There’s a fine line between getting drunk and actual alcohol poisoning, which is potentially tragic and life-threatening. How can you tell if you have alcohol poisoning, and what can you do about it?

Sanaz Majd, MD
4-minute read
Episode #220

There is nothing like the absolute freedom of leaving the shackles of home life and entering the stage of independent college life. It’s a milestone of sorts, a rite of passage if you will. We all experience it to some degree at some point or another, whether we are college-bound or not.

By all means, claim your independence. We need a strong future generation. However, achieve it safely and in good health.

Before you head for college, you should be well-informed and aware of a very common college medical condition: alcohol poisoning. 

What Is Alcohol Poisoning?

The medical term for alcohol poisoning is “ethanol intoxication.” How do you know if you are intoxicated versus simply drunk? Both can occur when you drink too much alcohol in a short amount of time.  But intoxication is a much more serious condition. Patients who have true alcohol poisoning can die. Patients often end up in the Emergency Room because they are so ill.

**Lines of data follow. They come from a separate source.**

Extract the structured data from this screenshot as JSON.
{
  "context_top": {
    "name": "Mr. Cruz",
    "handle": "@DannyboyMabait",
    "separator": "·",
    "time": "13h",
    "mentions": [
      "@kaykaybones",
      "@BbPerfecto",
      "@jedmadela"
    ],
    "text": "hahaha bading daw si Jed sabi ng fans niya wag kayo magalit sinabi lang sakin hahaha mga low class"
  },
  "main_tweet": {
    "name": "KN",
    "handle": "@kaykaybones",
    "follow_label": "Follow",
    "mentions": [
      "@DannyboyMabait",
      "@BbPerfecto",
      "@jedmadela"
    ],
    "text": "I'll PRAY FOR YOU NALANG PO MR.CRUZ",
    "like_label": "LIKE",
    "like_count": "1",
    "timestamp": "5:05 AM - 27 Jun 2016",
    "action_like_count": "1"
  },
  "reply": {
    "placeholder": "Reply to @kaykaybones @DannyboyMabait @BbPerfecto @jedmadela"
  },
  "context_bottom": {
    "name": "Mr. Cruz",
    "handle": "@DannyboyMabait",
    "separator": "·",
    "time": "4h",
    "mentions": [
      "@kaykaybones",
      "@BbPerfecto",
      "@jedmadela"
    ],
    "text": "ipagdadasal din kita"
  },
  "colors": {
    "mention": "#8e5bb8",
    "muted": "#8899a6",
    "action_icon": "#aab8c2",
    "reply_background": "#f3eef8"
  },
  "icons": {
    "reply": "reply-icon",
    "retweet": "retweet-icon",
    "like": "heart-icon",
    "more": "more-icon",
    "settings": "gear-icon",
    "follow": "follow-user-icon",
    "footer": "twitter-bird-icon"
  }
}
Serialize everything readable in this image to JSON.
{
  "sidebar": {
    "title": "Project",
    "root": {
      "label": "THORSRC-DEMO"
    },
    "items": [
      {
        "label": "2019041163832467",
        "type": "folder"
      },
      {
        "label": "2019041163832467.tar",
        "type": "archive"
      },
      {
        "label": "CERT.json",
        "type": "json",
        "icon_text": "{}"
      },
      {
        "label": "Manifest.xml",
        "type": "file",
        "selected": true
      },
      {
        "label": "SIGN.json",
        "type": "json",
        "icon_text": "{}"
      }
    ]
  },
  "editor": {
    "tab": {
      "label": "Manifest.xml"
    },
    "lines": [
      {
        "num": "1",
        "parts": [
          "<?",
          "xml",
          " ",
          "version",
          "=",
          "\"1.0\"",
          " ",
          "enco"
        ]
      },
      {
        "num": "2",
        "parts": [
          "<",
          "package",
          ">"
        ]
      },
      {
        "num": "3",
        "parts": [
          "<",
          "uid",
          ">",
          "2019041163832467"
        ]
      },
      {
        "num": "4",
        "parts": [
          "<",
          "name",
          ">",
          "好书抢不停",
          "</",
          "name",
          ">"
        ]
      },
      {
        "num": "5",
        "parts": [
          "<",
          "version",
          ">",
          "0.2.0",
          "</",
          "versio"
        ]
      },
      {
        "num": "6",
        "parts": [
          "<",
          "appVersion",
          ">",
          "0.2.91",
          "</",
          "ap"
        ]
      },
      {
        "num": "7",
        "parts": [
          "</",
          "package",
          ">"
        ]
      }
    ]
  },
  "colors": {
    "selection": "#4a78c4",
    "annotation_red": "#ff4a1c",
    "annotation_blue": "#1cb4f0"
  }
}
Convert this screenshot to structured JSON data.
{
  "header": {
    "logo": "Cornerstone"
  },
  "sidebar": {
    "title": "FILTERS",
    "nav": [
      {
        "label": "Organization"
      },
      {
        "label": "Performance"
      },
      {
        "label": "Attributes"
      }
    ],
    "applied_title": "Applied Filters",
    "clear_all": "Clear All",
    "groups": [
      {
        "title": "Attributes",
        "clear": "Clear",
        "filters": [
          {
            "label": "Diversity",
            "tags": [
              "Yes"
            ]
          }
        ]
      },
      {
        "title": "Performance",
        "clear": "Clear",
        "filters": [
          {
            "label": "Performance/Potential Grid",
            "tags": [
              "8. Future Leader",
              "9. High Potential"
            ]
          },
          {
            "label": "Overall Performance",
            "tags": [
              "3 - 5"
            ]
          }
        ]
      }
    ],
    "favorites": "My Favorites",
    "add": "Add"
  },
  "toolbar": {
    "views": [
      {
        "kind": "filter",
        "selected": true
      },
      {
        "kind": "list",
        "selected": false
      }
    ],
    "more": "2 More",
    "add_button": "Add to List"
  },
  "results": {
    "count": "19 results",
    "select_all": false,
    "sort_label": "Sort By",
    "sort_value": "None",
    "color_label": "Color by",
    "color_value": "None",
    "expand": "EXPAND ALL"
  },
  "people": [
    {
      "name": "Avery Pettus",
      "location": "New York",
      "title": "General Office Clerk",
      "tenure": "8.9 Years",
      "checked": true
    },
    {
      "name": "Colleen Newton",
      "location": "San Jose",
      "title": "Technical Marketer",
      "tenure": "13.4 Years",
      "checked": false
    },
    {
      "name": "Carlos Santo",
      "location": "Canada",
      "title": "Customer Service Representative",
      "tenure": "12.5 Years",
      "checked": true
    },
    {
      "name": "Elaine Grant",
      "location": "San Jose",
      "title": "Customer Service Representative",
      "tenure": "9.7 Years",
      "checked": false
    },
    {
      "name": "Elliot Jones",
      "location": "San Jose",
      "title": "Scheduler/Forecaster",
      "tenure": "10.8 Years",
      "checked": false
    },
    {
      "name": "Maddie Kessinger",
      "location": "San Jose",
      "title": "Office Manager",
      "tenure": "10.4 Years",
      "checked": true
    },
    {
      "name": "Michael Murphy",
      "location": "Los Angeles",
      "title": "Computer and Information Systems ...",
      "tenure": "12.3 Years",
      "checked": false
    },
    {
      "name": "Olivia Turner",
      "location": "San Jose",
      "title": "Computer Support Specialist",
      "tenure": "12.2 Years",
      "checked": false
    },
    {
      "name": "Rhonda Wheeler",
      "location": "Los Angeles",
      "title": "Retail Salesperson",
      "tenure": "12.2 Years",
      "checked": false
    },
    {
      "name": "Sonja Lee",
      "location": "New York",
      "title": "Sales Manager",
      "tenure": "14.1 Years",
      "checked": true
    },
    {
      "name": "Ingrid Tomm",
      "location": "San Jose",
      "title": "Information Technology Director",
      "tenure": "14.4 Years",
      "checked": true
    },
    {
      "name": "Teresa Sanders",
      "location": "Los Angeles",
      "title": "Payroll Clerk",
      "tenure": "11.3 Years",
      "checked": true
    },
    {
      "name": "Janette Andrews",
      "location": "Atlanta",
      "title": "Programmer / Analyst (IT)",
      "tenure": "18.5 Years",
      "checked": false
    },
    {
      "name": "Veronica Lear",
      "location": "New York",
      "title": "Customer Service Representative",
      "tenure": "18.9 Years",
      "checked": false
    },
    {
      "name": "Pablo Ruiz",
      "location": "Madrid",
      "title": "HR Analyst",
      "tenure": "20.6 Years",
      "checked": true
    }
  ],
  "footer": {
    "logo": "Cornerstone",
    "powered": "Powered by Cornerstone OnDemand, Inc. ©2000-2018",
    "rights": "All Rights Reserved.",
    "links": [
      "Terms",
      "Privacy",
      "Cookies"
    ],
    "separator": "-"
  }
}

Here are some potential signs and symptoms that you or your college buddy may be suffering from alcohol poisoning:

·         Confusion

·         Incoherent speech

·         Slurred speech

·         Lack of coordination

·         Diminished focus and attention

·         Diminished motor skills (hence, why police officers ask you to walk on a straight line when assessing for alcohol intake)

·         Mood changes

·         Impaired judgment

·         Nausea and vomiting

·         Breathing that is slowed down

I mentioned that it can be life-threatening and that patients risk even death with intoxication. How does that happen exactly? 


Please note that all content here is strictly for informational purposes only. This content does not substitute any medical advice, and does not replace any medical judgment or reasoning by your own personal health provider. Please always seek a licensed physician in your area regarding all health related questions and issues.

About the Author

Sanaz Majd, MD

Dr. Sanaz Majd is a board-certified Family Medicine physician who graduated from Drexel University College of Medicine in Philadelphia. Her special interests are women's health and patient education.